Increased theft from 1851 Market and campus bookstore
The 1851 Market and bookstore have suffered from an unprecedented amount of theft this semester. On February 22, an email from Dean David Hennessey was sent to students alerting them of the excessive theft from both the market and bookstore. The market was closed temporarily as a result.
Associate Vice President of Operations Diane Parker has been shocked by the amount of thievery on campus. “I don’t know what is happening this year. It’s unusual. I’ve never experienced this and…coincidentally at the same time [theft] was happening at the market, the bookstore manager called and said, ‘I don’t know what is going on, but the shrinkage is amazing,’” Parker said. “I have been here 17 years, and I have never heard of the bookstore having issues with shrinkage.”
Parker was alerted by manager Jackie Morgan, who said shrinkage was higher than normal. “The university has security systems throughout the campus, as you probably know, but [not] within the walls of the stores,” Parker said. Parker added because the bookstore is run by Barnes & Noble, they are responsible for installing their own security systems.
Sophomore health science major Margaret Campbell was surprised to hear students had been stealing from the bookstore.
“There are employees there that should deter people from stealing and I feel like stealing from a school bookstore is so offensive,” Campbell said.
According to Parker, the security devices in the bookstore were set up “right after the email went out to the community.” When asked about the prior security systems in place in the bookstore, Parker said, “I’m not at liberty to chat about what they had in place, but it’s proprietary to Barnes & Noble.”
The 1851 Chronicle reached out to the bookstore and Barnes & Noble directly, but received no comment on the situation.
Investigations into the incidents at the bookstore and market are ongoing. According to Captain Robert Manning of the Lasell Police Department, the footage is still being reviewed.
“We’re still in the process of going through [the footage] because it’s a tedious process. But it’s a process of trying to match up available, what we call CCTV videos, footage, and camera angles, with card swipes and things like that. So it’s ongoing,” Manning said.

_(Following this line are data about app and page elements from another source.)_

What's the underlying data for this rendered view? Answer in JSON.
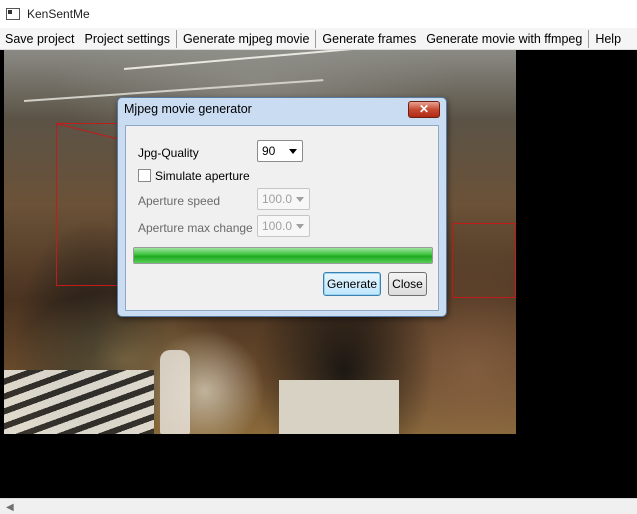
{
  "window": {
    "title": "KenSentMe"
  },
  "menu": {
    "save_project": "Save project",
    "project_settings": "Project settings",
    "generate_mjpeg": "Generate mjpeg movie",
    "generate_frames": "Generate frames",
    "generate_ffmpeg": "Generate movie with ffmpeg",
    "help": "Help"
  },
  "dialog": {
    "title": "Mjpeg movie generator",
    "close_glyph": "✕",
    "jpg_quality_label": "Jpg-Quality",
    "jpg_quality_value": "90",
    "simulate_aperture_label": "Simulate aperture",
    "simulate_aperture_checked": false,
    "aperture_speed_label": "Aperture speed",
    "aperture_speed_value": "100.0",
    "aperture_max_change_label": "Aperture max change",
    "aperture_max_change_value": "100.0",
    "progress_fraction": 1.0,
    "generate_label": "Generate",
    "close_label": "Close"
  },
  "icons": {
    "app": "app-window-icon",
    "scroll_left": "scroll-left-arrow-icon"
  },
  "colors": {
    "selection_box": "#c21b1b",
    "progress_fill": "#3cc23c"
  }
}
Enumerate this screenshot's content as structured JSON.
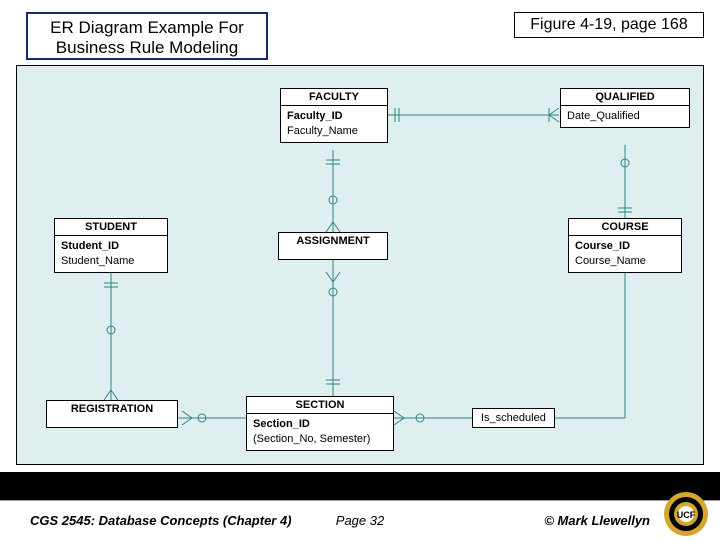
{
  "header": {
    "left_line1": "ER Diagram Example For",
    "left_line2": "Business Rule Modeling",
    "right": "Figure 4-19, page 168"
  },
  "entities": {
    "faculty": {
      "title": "FACULTY",
      "pk": "Faculty_ID",
      "a1": "Faculty_Name"
    },
    "qualified": {
      "title": "QUALIFIED",
      "a1": "Date_Qualified"
    },
    "student": {
      "title": "STUDENT",
      "pk": "Student_ID",
      "a1": "Student_Name"
    },
    "assignment": {
      "title": "ASSIGNMENT"
    },
    "course": {
      "title": "COURSE",
      "pk": "Course_ID",
      "a1": "Course_Name"
    },
    "section": {
      "title": "SECTION",
      "pk": "Section_ID",
      "a1": "(Section_No, Semester)"
    }
  },
  "relationships": {
    "registration": "REGISTRATION",
    "is_scheduled": "Is_scheduled"
  },
  "footer": {
    "left": "CGS 2545: Database Concepts  (Chapter 4)",
    "center": "Page 32",
    "right": "© Mark Llewellyn"
  }
}
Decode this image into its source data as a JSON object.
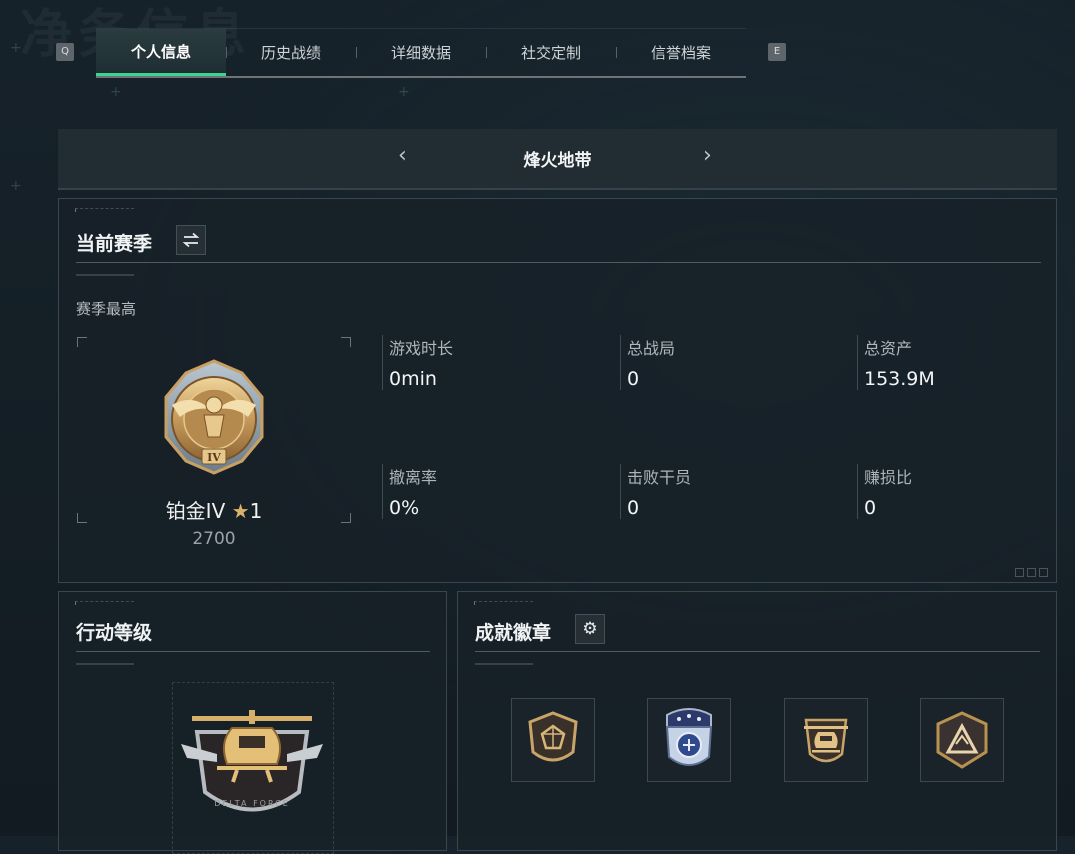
{
  "background": {
    "title": "净务信息"
  },
  "keys": {
    "left": "Q",
    "right": "E"
  },
  "tabs": [
    "个人信息",
    "历史战绩",
    "详细数据",
    "社交定制",
    "信誉档案"
  ],
  "mode": {
    "title": "烽火地带"
  },
  "season": {
    "title": "当前赛季",
    "best_label": "赛季最高",
    "rank_name": "铂金IV",
    "rank_stars": "1",
    "rank_score": "2700",
    "rank_numeral": "IV",
    "stats": [
      {
        "label": "游戏时长",
        "value": "0min"
      },
      {
        "label": "总战局",
        "value": "0"
      },
      {
        "label": "总资产",
        "value": "153.9M"
      },
      {
        "label": "撤离率",
        "value": "0%"
      },
      {
        "label": "击败干员",
        "value": "0"
      },
      {
        "label": "赚损比",
        "value": "0"
      }
    ]
  },
  "operation": {
    "title": "行动等级",
    "emblem_text": "DELTA FORCE"
  },
  "achievements": {
    "title": "成就徽章",
    "badges": [
      "gem-shield-badge",
      "star-police-badge",
      "helicopter-badge",
      "triangle-badge"
    ]
  },
  "colors": {
    "accent": "#3fd28e",
    "gold": "#c9a062"
  }
}
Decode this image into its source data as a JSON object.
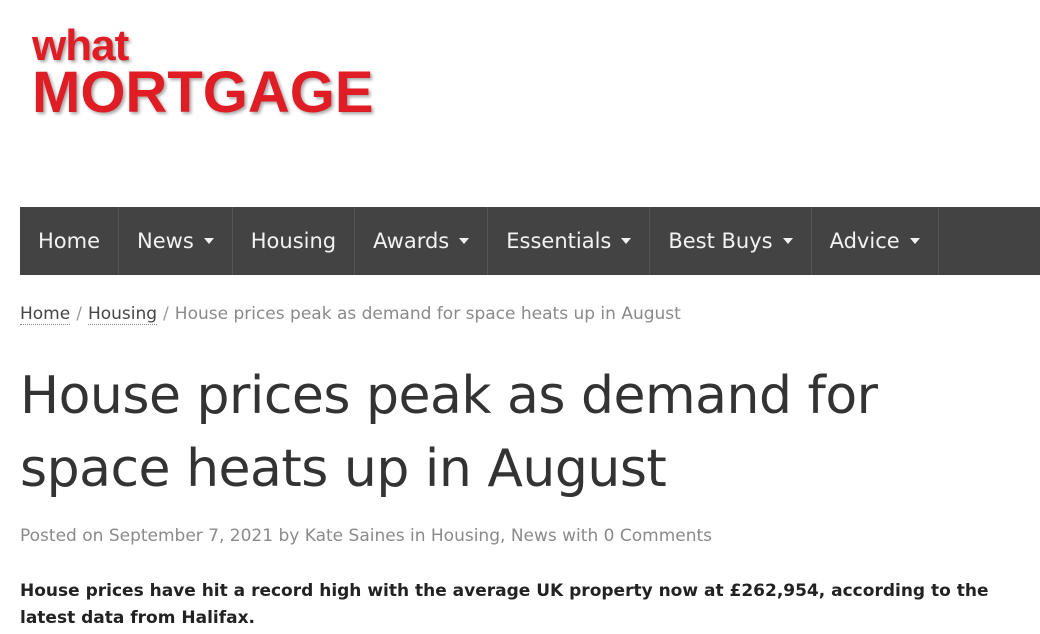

Manning confirmed that progress has been made in the market’s investigation, as some students can be identified, but not in the investigation into the bookstore theft.
Both Manning and Parker shared that Student Conduct Services would handle disciplinary actions against students. Since the review of footage is going at a slower pace, there have been delays in the disciplinary process as well.
“Right now, we don’t have a comprehensive list of names of students who were responsible,” said Scott Lamphere, Director of Residential Life and Coordinator of Student Conduct. “We’ve been able to identify just a couple folks, and those folks have been put on notice but we haven’t taken significant action against them… It feels unfair to go after two when we know that it’s close to 40 or 50 folks who… on multiple occasions were [stealing]. That’s sort of our dilemma,” said Lamphere.
While the 1851 Market will not reopen this semester, it has been relocated to Boomer’s Grill in Valentine Dining Hall. According to the Director of Dining Services Michael Quackenbush, “students are able to visually see everything available for purchase but all items are handed to them by an associate.”
Sophomore forensic science major Connor Parker does not like the market’s move to the dining hall, as it is harder to get a variety of foods when you need it.
“The market moving over to the dining hall makes it difficult to get food from the market which is supposed to be open 24 hours…but you can’t do that when [the market] is at the dining hall,” Parker said. “I don’t think I’ve seen one person use it in the dining hall.”
Sophomore fashion merchandising major Casey Salvatore agrees the market is in an inconvenient spot, but understands why it moved.
“It sucks that other people ruined it for the people that did pay. People who actually paid don’t get to have that privilege anymore and it isn’t open for late night use,” Salvatore said.
On the other hand, sophomore exercise science major Alexa Berkeley likes the market’s new location. “I think the market is in a better place now because [the dining hall] is such a popular place and every student will have the availability to use the market,” Berkeley said.
Despite the lack of convenience, Quackenbush and Parker confirmed there is a discussion about the future of the market for the upcoming semester to “offer the program in a more secure way,” said Quackenbush.
“We’re working with Chartwells on some solutions. One solution was something that works a little like a minibar does and a hotel room. Everything has an inventory tag on it and you swipe to open the cooler... The cooler opens and as soon as I lift something up and it goes by the barrier, it charges me,” Parker said. “So we’re looking at those types of solutions to give you all that convenience that you have come to expect and want, but also understanding that it’s not charity.”